__The task__. All entries that follow are to be printed exactly as written.

═════ Listed records

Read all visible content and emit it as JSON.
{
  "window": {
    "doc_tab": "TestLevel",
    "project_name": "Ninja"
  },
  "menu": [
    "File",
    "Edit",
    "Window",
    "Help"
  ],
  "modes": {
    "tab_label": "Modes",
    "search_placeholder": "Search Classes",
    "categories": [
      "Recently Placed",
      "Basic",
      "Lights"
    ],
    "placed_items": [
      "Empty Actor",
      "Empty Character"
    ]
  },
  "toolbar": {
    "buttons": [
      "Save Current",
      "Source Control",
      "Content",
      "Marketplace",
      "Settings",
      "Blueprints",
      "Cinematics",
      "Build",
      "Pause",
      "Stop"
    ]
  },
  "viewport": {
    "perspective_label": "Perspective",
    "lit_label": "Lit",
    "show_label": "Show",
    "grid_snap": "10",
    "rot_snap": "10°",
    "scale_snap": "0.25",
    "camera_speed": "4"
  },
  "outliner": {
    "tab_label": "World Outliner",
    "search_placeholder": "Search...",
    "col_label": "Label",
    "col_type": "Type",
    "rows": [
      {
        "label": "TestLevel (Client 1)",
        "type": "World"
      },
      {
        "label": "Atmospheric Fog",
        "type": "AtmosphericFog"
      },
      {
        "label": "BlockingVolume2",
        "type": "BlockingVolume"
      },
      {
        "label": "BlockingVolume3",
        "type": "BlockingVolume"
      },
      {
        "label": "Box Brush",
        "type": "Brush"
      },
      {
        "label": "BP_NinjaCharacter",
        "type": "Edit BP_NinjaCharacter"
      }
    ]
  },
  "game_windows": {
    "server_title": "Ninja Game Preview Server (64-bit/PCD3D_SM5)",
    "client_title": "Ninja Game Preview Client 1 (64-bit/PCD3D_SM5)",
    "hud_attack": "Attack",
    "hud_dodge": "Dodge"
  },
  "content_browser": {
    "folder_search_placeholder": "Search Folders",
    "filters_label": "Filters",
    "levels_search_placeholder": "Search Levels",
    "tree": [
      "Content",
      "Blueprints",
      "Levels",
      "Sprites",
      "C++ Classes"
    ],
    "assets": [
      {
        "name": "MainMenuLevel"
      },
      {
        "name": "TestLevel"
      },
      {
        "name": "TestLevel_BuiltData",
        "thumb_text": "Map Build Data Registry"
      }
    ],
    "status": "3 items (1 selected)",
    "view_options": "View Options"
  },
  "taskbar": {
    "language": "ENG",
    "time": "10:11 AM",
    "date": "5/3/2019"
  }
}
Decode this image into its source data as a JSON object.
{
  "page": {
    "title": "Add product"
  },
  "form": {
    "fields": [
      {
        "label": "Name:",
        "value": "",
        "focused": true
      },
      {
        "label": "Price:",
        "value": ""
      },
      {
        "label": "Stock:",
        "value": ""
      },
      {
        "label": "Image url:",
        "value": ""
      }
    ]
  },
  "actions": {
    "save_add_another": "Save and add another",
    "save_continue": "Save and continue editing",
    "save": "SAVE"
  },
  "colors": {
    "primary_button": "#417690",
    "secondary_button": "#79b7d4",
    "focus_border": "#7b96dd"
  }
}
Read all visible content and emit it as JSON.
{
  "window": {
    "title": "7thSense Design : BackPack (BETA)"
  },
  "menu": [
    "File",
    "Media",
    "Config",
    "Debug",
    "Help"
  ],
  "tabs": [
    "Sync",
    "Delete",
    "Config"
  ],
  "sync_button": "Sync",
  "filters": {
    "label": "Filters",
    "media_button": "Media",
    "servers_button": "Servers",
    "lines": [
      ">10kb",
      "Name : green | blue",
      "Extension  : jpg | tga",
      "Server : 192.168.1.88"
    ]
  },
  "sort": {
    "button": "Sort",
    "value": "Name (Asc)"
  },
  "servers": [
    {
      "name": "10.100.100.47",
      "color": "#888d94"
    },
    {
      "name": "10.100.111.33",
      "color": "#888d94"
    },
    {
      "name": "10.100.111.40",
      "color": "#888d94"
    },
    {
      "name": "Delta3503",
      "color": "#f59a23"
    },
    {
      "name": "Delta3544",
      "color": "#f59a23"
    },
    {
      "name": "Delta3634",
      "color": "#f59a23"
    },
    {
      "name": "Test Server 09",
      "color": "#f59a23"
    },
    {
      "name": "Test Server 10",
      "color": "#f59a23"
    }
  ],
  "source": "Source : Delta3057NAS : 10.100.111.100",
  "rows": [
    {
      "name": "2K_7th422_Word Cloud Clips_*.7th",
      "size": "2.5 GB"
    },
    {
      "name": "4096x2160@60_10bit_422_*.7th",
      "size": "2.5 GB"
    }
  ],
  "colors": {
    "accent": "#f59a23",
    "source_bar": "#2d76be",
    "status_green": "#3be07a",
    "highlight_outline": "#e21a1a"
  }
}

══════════

__Solved exercise__.
Read all visible content and emit it as JSON.
{
  "window": {
    "doc_tab": "TestLevel",
    "project_name": "Ninja"
  },
  "menu": [
    "File",
    "Edit",
    "Window",
    "Help"
  ],
  "modes": {
    "tab_label": "Modes",
    "search_placeholder": "Search Classes",
    "categories": [
      "Recently Placed",
      "Basic",
      "Lights"
    ],
    "placed_items": [
      "Empty Actor",
      "Empty Character"
    ]
  },
  "toolbar": {
    "buttons": [
      "Save Current",
      "Source Control",
      "Content",
      "Marketplace",
      "Settings",
      "Blueprints",
      "Cinematics",
      "Build",
      "Pause",
      "Stop"
    ]
  },
  "viewport": {
    "perspective_label": "Perspective",
    "lit_label": "Lit",
    "show_label": "Show",
    "grid_snap": "10",
    "rot_snap": "10°",
    "scale_snap": "0.25",
    "camera_speed": "4"
  },
  "outliner": {
    "tab_label": "World Outliner",
    "search_placeholder": "Search...",
    "col_label": "Label",
    "col_type": "Type",
    "rows": [
      {
        "label": "TestLevel (Client 1)",
        "type": "World"
      },
      {
        "label": "Atmospheric Fog",
        "type": "AtmosphericFog"
      },
      {
        "label": "BlockingVolume2",
        "type": "BlockingVolume"
      },
      {
        "label": "BlockingVolume3",
        "type": "BlockingVolume"
      },
      {
        "label": "Box Brush",
        "type": "Brush"
      },
      {
        "label": "BP_NinjaCharacter",
        "type": "Edit BP_NinjaCharacter"
      }
    ]
  },
  "game_windows": {
    "server_title": "Ninja Game Preview Server (64-bit/PCD3D_SM5)",
    "client_title": "Ninja Game Preview Client 1 (64-bit/PCD3D_SM5)",
    "hud_attack": "Attack",
    "hud_dodge": "Dodge"
  },
  "content_browser": {
    "folder_search_placeholder": "Search Folders",
    "filters_label": "Filters",
    "levels_search_placeholder": "Search Levels",
    "tree": [
      "Content",
      "Blueprints",
      "Levels",
      "Sprites",
      "C++ Classes"
    ],
    "assets": [
      {
        "name": "MainMenuLevel"
      },
      {
        "name": "TestLevel"
      },
      {
        "name": "TestLevel_BuiltData",
        "thumb_text": "Map Build Data Registry"
      }
    ],
    "status": "3 items (1 selected)",
    "view_options": "View Options"
  },
  "taskbar": {
    "language": "ENG",
    "time": "10:11 AM",
    "date": "5/3/2019"
  }
}
Decode this image into its source data as a JSON object.
{
  "page": {
    "title": "Add product"
  },
  "form": {
    "fields": [
      {
        "label": "Name:",
        "value": "",
        "focused": true
      },
      {
        "label": "Price:",
        "value": ""
      },
      {
        "label": "Stock:",
        "value": ""
      },
      {
        "label": "Image url:",
        "value": ""
      }
    ]
  },
  "actions": {
    "save_add_another": "Save and add another",
    "save_continue": "Save and continue editing",
    "save": "SAVE"
  },
  "colors": {
    "primary_button": "#417690",
    "secondary_button": "#79b7d4",
    "focus_border": "#7b96dd"
  }
}
Read all visible content and emit it as JSON.
{
  "window": {
    "title": "7thSense Design : BackPack (BETA)"
  },
  "menu": [
    "File",
    "Media",
    "Config",
    "Debug",
    "Help"
  ],
  "tabs": [
    "Sync",
    "Delete",
    "Config"
  ],
  "sync_button": "Sync",
  "filters": {
    "label": "Filters",
    "media_button": "Media",
    "servers_button": "Servers",
    "lines": [
      ">10kb",
      "Name : green | blue",
      "Extension  : jpg | tga",
      "Server : 192.168.1.88"
    ]
  },
  "sort": {
    "button": "Sort",
    "value": "Name (Asc)"
  },
  "servers": [
    {
      "name": "10.100.100.47",
      "color": "#888d94"
    },
    {
      "name": "10.100.111.33",
      "color": "#888d94"
    },
    {
      "name": "10.100.111.40",
      "color": "#888d94"
    },
    {
      "name": "Delta3503",
      "color": "#f59a23"
    },
    {
      "name": "Delta3544",
      "color": "#f59a23"
    },
    {
      "name": "Delta3634",
      "color": "#f59a23"
    },
    {
      "name": "Test Server 09",
      "color": "#f59a23"
    },
    {
      "name": "Test Server 10",
      "color": "#f59a23"
    }
  ],
  "source": "Source : Delta3057NAS : 10.100.111.100",
  "rows": [
    {
      "name": "2K_7th422_Word Cloud Clips_*.7th",
      "size": "2.5 GB"
    },
    {
      "name": "4096x2160@60_10bit_422_*.7th",
      "size": "2.5 GB"
    }
  ],
  "colors": {
    "accent": "#f59a23",
    "source_bar": "#2d76be",
    "status_green": "#3be07a",
    "highlight_outline": "#e21a1a"
  }
}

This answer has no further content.